• **Work request**: Pictures stay out; everything else in the records is to be copied exactly.

*** Input for this task Section Begins ***

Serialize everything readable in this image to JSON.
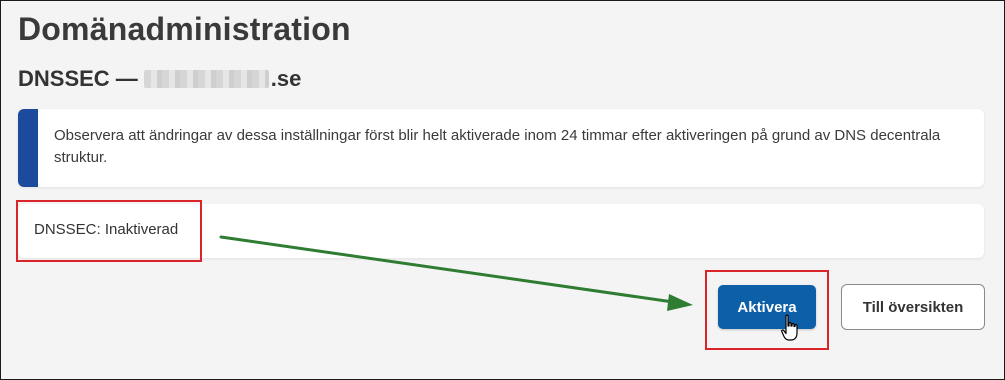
{
  "header": {
    "title": "Domänadministration",
    "subtitle_prefix": "DNSSEC —",
    "subtitle_suffix": ".se"
  },
  "notice": {
    "text": "Observera att ändringar av dessa inställningar först blir helt aktiverade inom 24 timmar efter aktiveringen på grund av DNS decentrala struktur.",
    "accent_color": "#1c4a9c"
  },
  "status": {
    "text": "DNSSEC: Inaktiverad"
  },
  "actions": {
    "activate_label": "Aktivera",
    "overview_label": "Till översikten"
  },
  "colors": {
    "primary": "#0d5fa8",
    "annotation_box": "#d9252a",
    "annotation_arrow": "#2e7d32"
  },
  "icons": {
    "cursor": "hand-pointer-icon",
    "arrow": "annotation-arrow"
  }
}
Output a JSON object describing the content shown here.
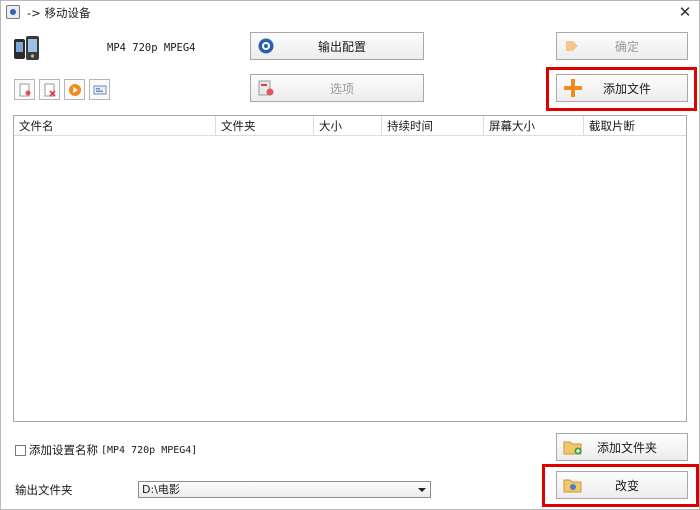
{
  "window": {
    "title": "-> 移动设备",
    "close_glyph": "✕"
  },
  "profile": {
    "label": "MP4 720p MPEG4"
  },
  "buttons": {
    "output_config": "输出配置",
    "options": "选项",
    "confirm": "确定",
    "add_file": "添加文件",
    "add_folder": "添加文件夹",
    "change": "改变"
  },
  "toolbar": {
    "icons": [
      "remove-file-icon",
      "clear-list-icon",
      "play-icon",
      "media-info-icon"
    ]
  },
  "file_list": {
    "columns": [
      "文件名",
      "文件夹",
      "大小",
      "持续时间",
      "屏幕大小",
      "截取片断"
    ],
    "rows": []
  },
  "options": {
    "add_setting_name_label": "添加设置名称",
    "add_setting_name_value": "[MP4 720p MPEG4]",
    "add_setting_name_checked": false
  },
  "output": {
    "label": "输出文件夹",
    "folder": "D:\\电影"
  },
  "colors": {
    "highlight": "#e00000",
    "accent_orange": "#f08c1e"
  }
}
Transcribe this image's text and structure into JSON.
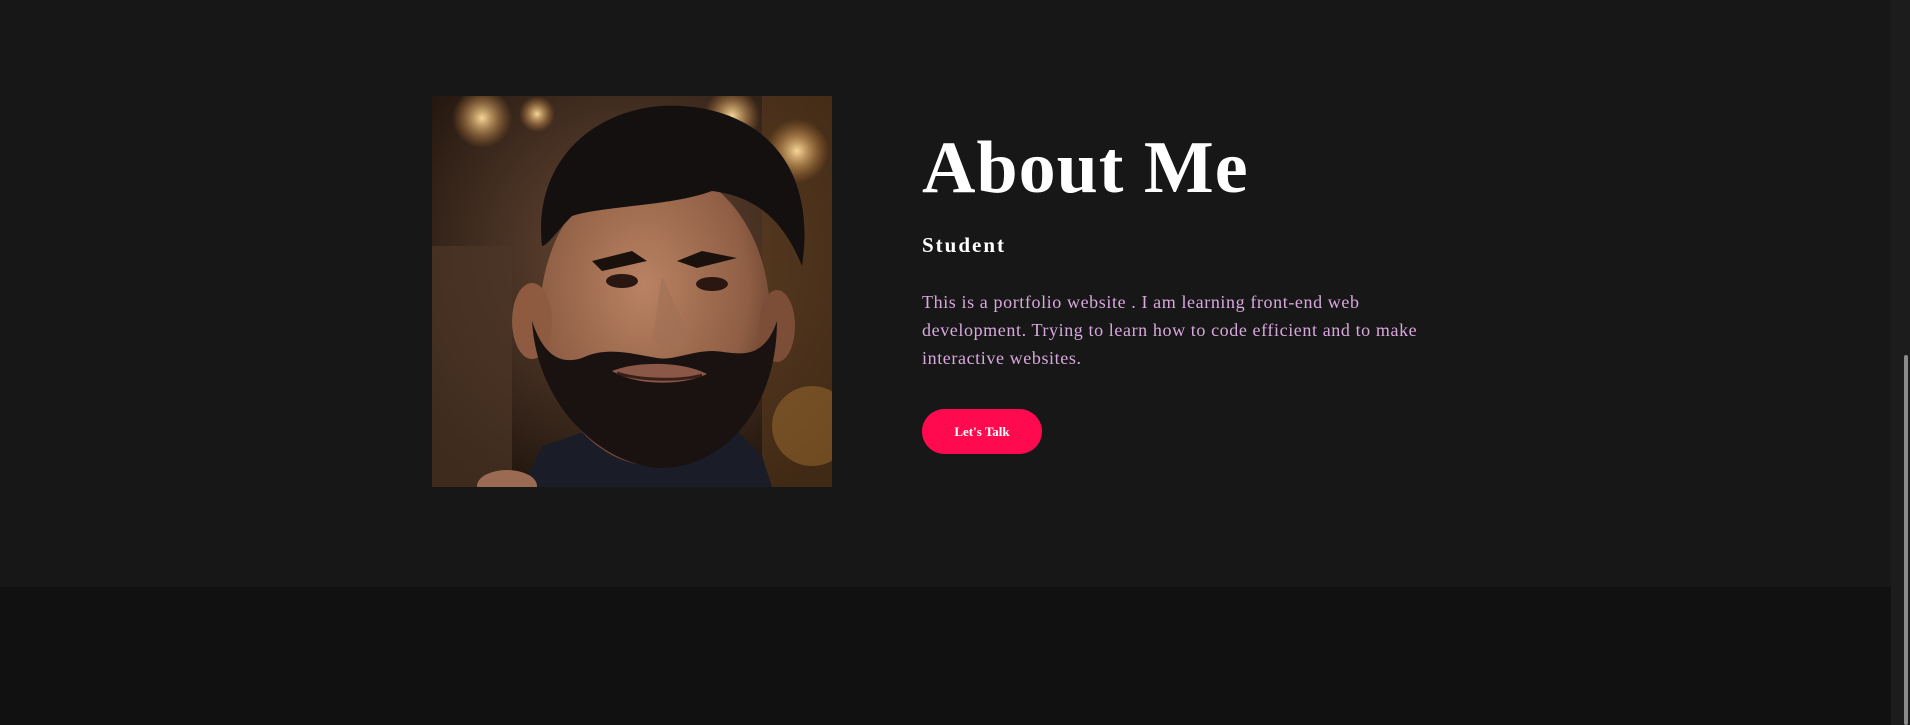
{
  "about": {
    "title": "About Me",
    "subtitle": "Student",
    "description": "This is a portfolio website . I am learning front-end web development. Trying to learn how to code efficient and to make interactive websites.",
    "cta_label": "Let's Talk"
  },
  "colors": {
    "section_background": "#171717",
    "page_background": "#111111",
    "title": "#ffffff",
    "description": "#d9a8dd",
    "accent": "#ff0a4f"
  }
}
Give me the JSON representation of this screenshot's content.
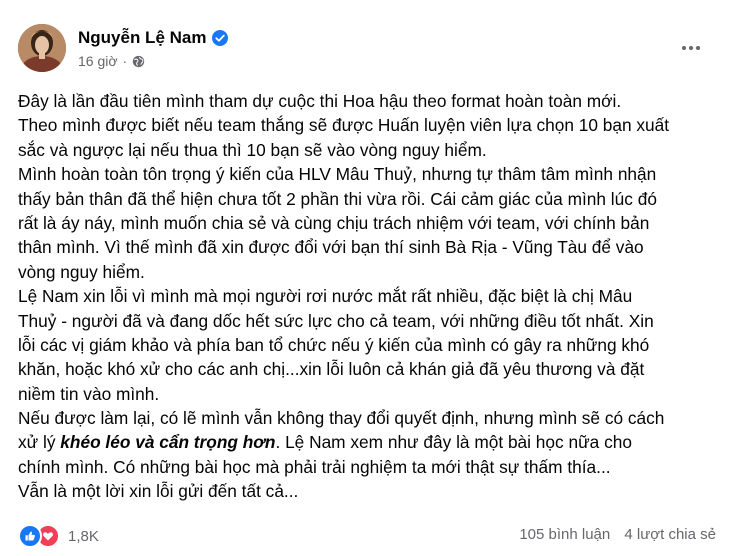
{
  "post": {
    "author": "Nguyễn Lệ Nam",
    "time": "16 giờ",
    "separator": "·",
    "body_lines": [
      "Đây là lần đầu tiên mình tham dự cuộc thi Hoa hậu theo format hoàn toàn mới.",
      "Theo mình được biết nếu team thắng sẽ được Huấn luyện viên lựa chọn 10 bạn xuất",
      "sắc và ngược lại nếu thua thì 10 bạn sẽ vào vòng nguy hiểm.",
      "Mình hoàn toàn tôn trọng ý kiến của HLV Mâu Thuỷ, nhưng tự thâm tâm mình nhận",
      "thấy bản thân đã thể hiện chưa tốt 2 phần thi vừa rồi. Cái cảm giác của mình lúc đó",
      "rất là áy náy, mình muốn chia sẻ và cùng chịu trách nhiệm với team, với chính bản",
      "thân mình. Vì thế mình đã xin được đổi với bạn thí sinh Bà Rịa - Vũng Tàu để vào",
      "vòng nguy hiểm.",
      "Lệ Nam xin lỗi vì mình mà mọi người rơi nước mắt rất nhiều, đặc biệt là chị Mâu",
      "Thuỷ - người đã và đang dốc hết sức lực cho cả team, với những điều tốt nhất. Xin",
      "lỗi các vị giám khảo và phía ban tổ chức nếu ý kiến của mình có gây ra những khó",
      "khăn, hoặc khó xử cho các anh chị...xin lỗi luôn cả khán giả đã yêu thương và đặt",
      "niềm tin vào mình.",
      "Nếu được làm lại, có lẽ mình vẫn không thay đổi quyết định, nhưng mình sẽ có cách"
    ],
    "line_15": {
      "before": "xử lý ",
      "emphasis": "khéo léo và cẩn trọng hơn",
      "after": ". Lệ Nam xem như đây là một bài học nữa cho"
    },
    "body_lines_end": [
      "chính mình. Có những bài học mà phải trải nghiệm ta mới thật sự thấm thía...",
      "Vẫn là một lời xin lỗi gửi đến tất cả..."
    ],
    "reaction_count": "1,8K",
    "comments": "105 bình luận",
    "shares": "4 lượt chia sẻ"
  },
  "colors": {
    "text": "#050505",
    "secondary": "#65676b",
    "like": "#1877f2",
    "love": "#f33e58",
    "verified": "#1877f2"
  }
}
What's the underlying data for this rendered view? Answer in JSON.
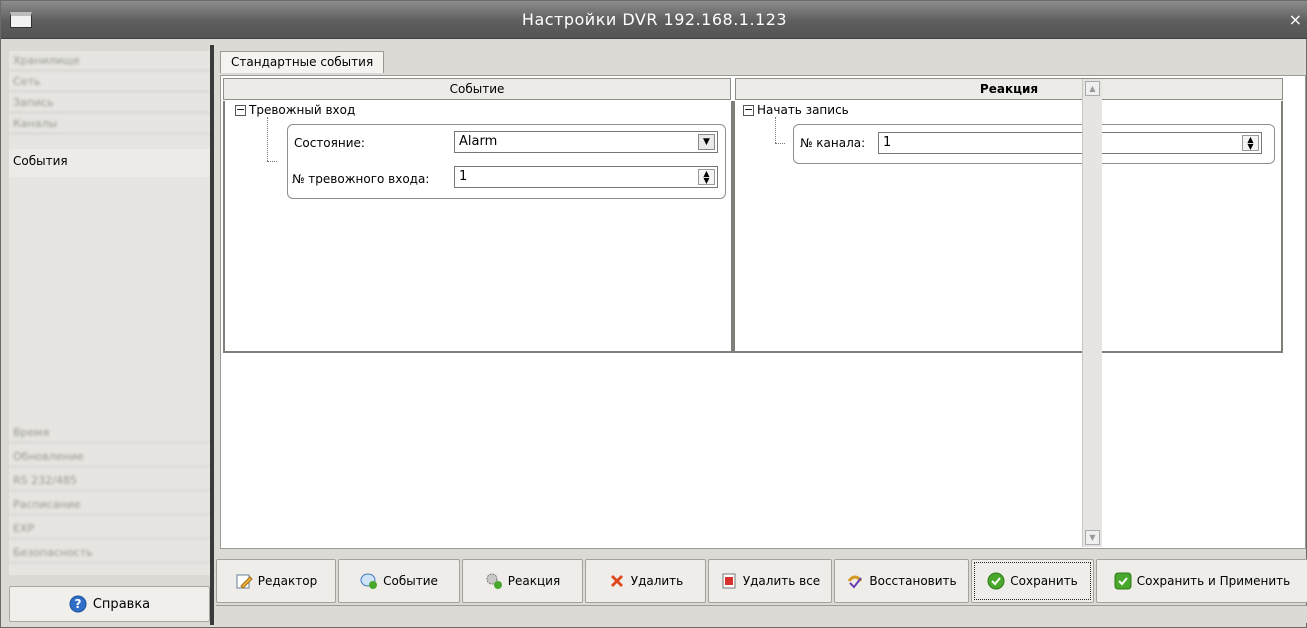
{
  "window": {
    "title": "Настройки DVR 192.168.1.123",
    "close_glyph": "×"
  },
  "sidebar": {
    "items_top": [
      {
        "label": "Хранилище"
      },
      {
        "label": "Сеть"
      },
      {
        "label": "Запись"
      },
      {
        "label": "Каналы"
      }
    ],
    "active_item": {
      "label": "События"
    },
    "items_bottom": [
      {
        "label": "Время"
      },
      {
        "label": "Обновление"
      },
      {
        "label": "RS 232/485"
      },
      {
        "label": "Расписание"
      },
      {
        "label": "EXP"
      },
      {
        "label": "Безопасность"
      }
    ],
    "help_label": "Справка"
  },
  "tab": {
    "label": "Стандартные события"
  },
  "table": {
    "event_header": "Событие",
    "reaction_header": "Реакция",
    "event": {
      "node_label": "Тревожный вход",
      "state_label": "Состояние:",
      "state_value": "Alarm",
      "input_label": "№ тревожного входа:",
      "input_value": "1"
    },
    "reaction": {
      "node_label": "Начать запись",
      "channel_label": "№ канала:",
      "channel_value": "1"
    }
  },
  "toolbar": {
    "buttons": [
      {
        "label": "Редактор",
        "icon": "edit-icon"
      },
      {
        "label": "Событие",
        "icon": "event-icon"
      },
      {
        "label": "Реакция",
        "icon": "reaction-icon"
      },
      {
        "label": "Удалить",
        "icon": "delete-icon"
      },
      {
        "label": "Удалить все",
        "icon": "delete-all-icon"
      },
      {
        "label": "Восстановить",
        "icon": "restore-icon"
      },
      {
        "label": "Сохранить",
        "icon": "save-icon"
      },
      {
        "label": "Сохранить и Применить",
        "icon": "save-apply-icon"
      }
    ]
  },
  "colors": {
    "titlebar": "#5e5e5e",
    "help_icon": "#2f6fc8",
    "delete_icon": "#e0461b",
    "save_icon": "#49a82b"
  }
}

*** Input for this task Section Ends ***

• **Exercise result**:
Serialize everything readable in this image to JSON.
{
  "header": {
    "title": "Domänadministration",
    "subtitle_prefix": "DNSSEC —",
    "subtitle_suffix": ".se"
  },
  "notice": {
    "text": "Observera att ändringar av dessa inställningar först blir helt aktiverade inom 24 timmar efter aktiveringen på grund av DNS decentrala struktur.",
    "accent_color": "#1c4a9c"
  },
  "status": {
    "text": "DNSSEC: Inaktiverad"
  },
  "actions": {
    "activate_label": "Aktivera",
    "overview_label": "Till översikten"
  },
  "colors": {
    "primary": "#0d5fa8",
    "annotation_box": "#d9252a",
    "annotation_arrow": "#2e7d32"
  },
  "icons": {
    "cursor": "hand-pointer-icon",
    "arrow": "annotation-arrow"
  }
}
Output a JSON object describing the content shown here.
{
  "window": {
    "title": "-> 移动设备",
    "close_glyph": "✕"
  },
  "profile": {
    "label": "MP4 720p MPEG4"
  },
  "buttons": {
    "output_config": "输出配置",
    "options": "选项",
    "confirm": "确定",
    "add_file": "添加文件",
    "add_folder": "添加文件夹",
    "change": "改变"
  },
  "toolbar": {
    "icons": [
      "remove-file-icon",
      "clear-list-icon",
      "play-icon",
      "media-info-icon"
    ]
  },
  "file_list": {
    "columns": [
      "文件名",
      "文件夹",
      "大小",
      "持续时间",
      "屏幕大小",
      "截取片断"
    ],
    "rows": []
  },
  "options": {
    "add_setting_name_label": "添加设置名称",
    "add_setting_name_value": "[MP4 720p MPEG4]",
    "add_setting_name_checked": false
  },
  "output": {
    "label": "输出文件夹",
    "folder": "D:\\电影"
  },
  "colors": {
    "highlight": "#e00000",
    "accent_orange": "#f08c1e"
  }
}
Transcribe this image's text and structure into JSON.
{
  "about": {
    "title": "About Me",
    "subtitle": "Student",
    "description": "This is a portfolio website . I am learning front-end web development. Trying to learn how to code efficient and to make interactive websites.",
    "cta_label": "Let's Talk"
  },
  "colors": {
    "section_background": "#171717",
    "page_background": "#111111",
    "title": "#ffffff",
    "description": "#d9a8dd",
    "accent": "#ff0a4f"
  }
}
Give me the JSON representation of this screenshot's content.
{
  "post": {
    "author": "Nguyễn Lệ Nam",
    "time": "16 giờ",
    "separator": "·",
    "body_lines": [
      "Đây là lần đầu tiên mình tham dự cuộc thi Hoa hậu theo format hoàn toàn mới.",
      "Theo mình được biết nếu team thắng sẽ được Huấn luyện viên lựa chọn 10 bạn xuất",
      "sắc và ngược lại nếu thua thì 10 bạn sẽ vào vòng nguy hiểm.",
      "Mình hoàn toàn tôn trọng ý kiến của HLV Mâu Thuỷ, nhưng tự thâm tâm mình nhận",
      "thấy bản thân đã thể hiện chưa tốt 2 phần thi vừa rồi. Cái cảm giác của mình lúc đó",
      "rất là áy náy, mình muốn chia sẻ và cùng chịu trách nhiệm với team, với chính bản",
      "thân mình. Vì thế mình đã xin được đổi với bạn thí sinh Bà Rịa - Vũng Tàu để vào",
      "vòng nguy hiểm.",
      "Lệ Nam xin lỗi vì mình mà mọi người rơi nước mắt rất nhiều, đặc biệt là chị Mâu",
      "Thuỷ - người đã và đang dốc hết sức lực cho cả team, với những điều tốt nhất. Xin",
      "lỗi các vị giám khảo và phía ban tổ chức nếu ý kiến của mình có gây ra những khó",
      "khăn, hoặc khó xử cho các anh chị...xin lỗi luôn cả khán giả đã yêu thương và đặt",
      "niềm tin vào mình.",
      "Nếu được làm lại, có lẽ mình vẫn không thay đổi quyết định, nhưng mình sẽ có cách"
    ],
    "line_15": {
      "before": "xử lý ",
      "emphasis": "khéo léo và cẩn trọng hơn",
      "after": ". Lệ Nam xem như đây là một bài học nữa cho"
    },
    "body_lines_end": [
      "chính mình. Có những bài học mà phải trải nghiệm ta mới thật sự thấm thía...",
      "Vẫn là một lời xin lỗi gửi đến tất cả..."
    ],
    "reaction_count": "1,8K",
    "comments": "105 bình luận",
    "shares": "4 lượt chia sẻ"
  },
  "colors": {
    "text": "#050505",
    "secondary": "#65676b",
    "like": "#1877f2",
    "love": "#f33e58",
    "verified": "#1877f2"
  }
}
What's the underlying data for this rendered view? Answer in JSON.
{
  "window": {
    "title": "Настройки DVR 192.168.1.123",
    "close_glyph": "×"
  },
  "sidebar": {
    "items_top": [
      {
        "label": "Хранилище"
      },
      {
        "label": "Сеть"
      },
      {
        "label": "Запись"
      },
      {
        "label": "Каналы"
      }
    ],
    "active_item": {
      "label": "События"
    },
    "items_bottom": [
      {
        "label": "Время"
      },
      {
        "label": "Обновление"
      },
      {
        "label": "RS 232/485"
      },
      {
        "label": "Расписание"
      },
      {
        "label": "EXP"
      },
      {
        "label": "Безопасность"
      }
    ],
    "help_label": "Справка"
  },
  "tab": {
    "label": "Стандартные события"
  },
  "table": {
    "event_header": "Событие",
    "reaction_header": "Реакция",
    "event": {
      "node_label": "Тревожный вход",
      "state_label": "Состояние:",
      "state_value": "Alarm",
      "input_label": "№ тревожного входа:",
      "input_value": "1"
    },
    "reaction": {
      "node_label": "Начать запись",
      "channel_label": "№ канала:",
      "channel_value": "1"
    }
  },
  "toolbar": {
    "buttons": [
      {
        "label": "Редактор",
        "icon": "edit-icon"
      },
      {
        "label": "Событие",
        "icon": "event-icon"
      },
      {
        "label": "Реакция",
        "icon": "reaction-icon"
      },
      {
        "label": "Удалить",
        "icon": "delete-icon"
      },
      {
        "label": "Удалить все",
        "icon": "delete-all-icon"
      },
      {
        "label": "Восстановить",
        "icon": "restore-icon"
      },
      {
        "label": "Сохранить",
        "icon": "save-icon"
      },
      {
        "label": "Сохранить и Применить",
        "icon": "save-apply-icon"
      }
    ]
  },
  "colors": {
    "titlebar": "#5e5e5e",
    "help_icon": "#2f6fc8",
    "delete_icon": "#e0461b",
    "save_icon": "#49a82b"
  }
}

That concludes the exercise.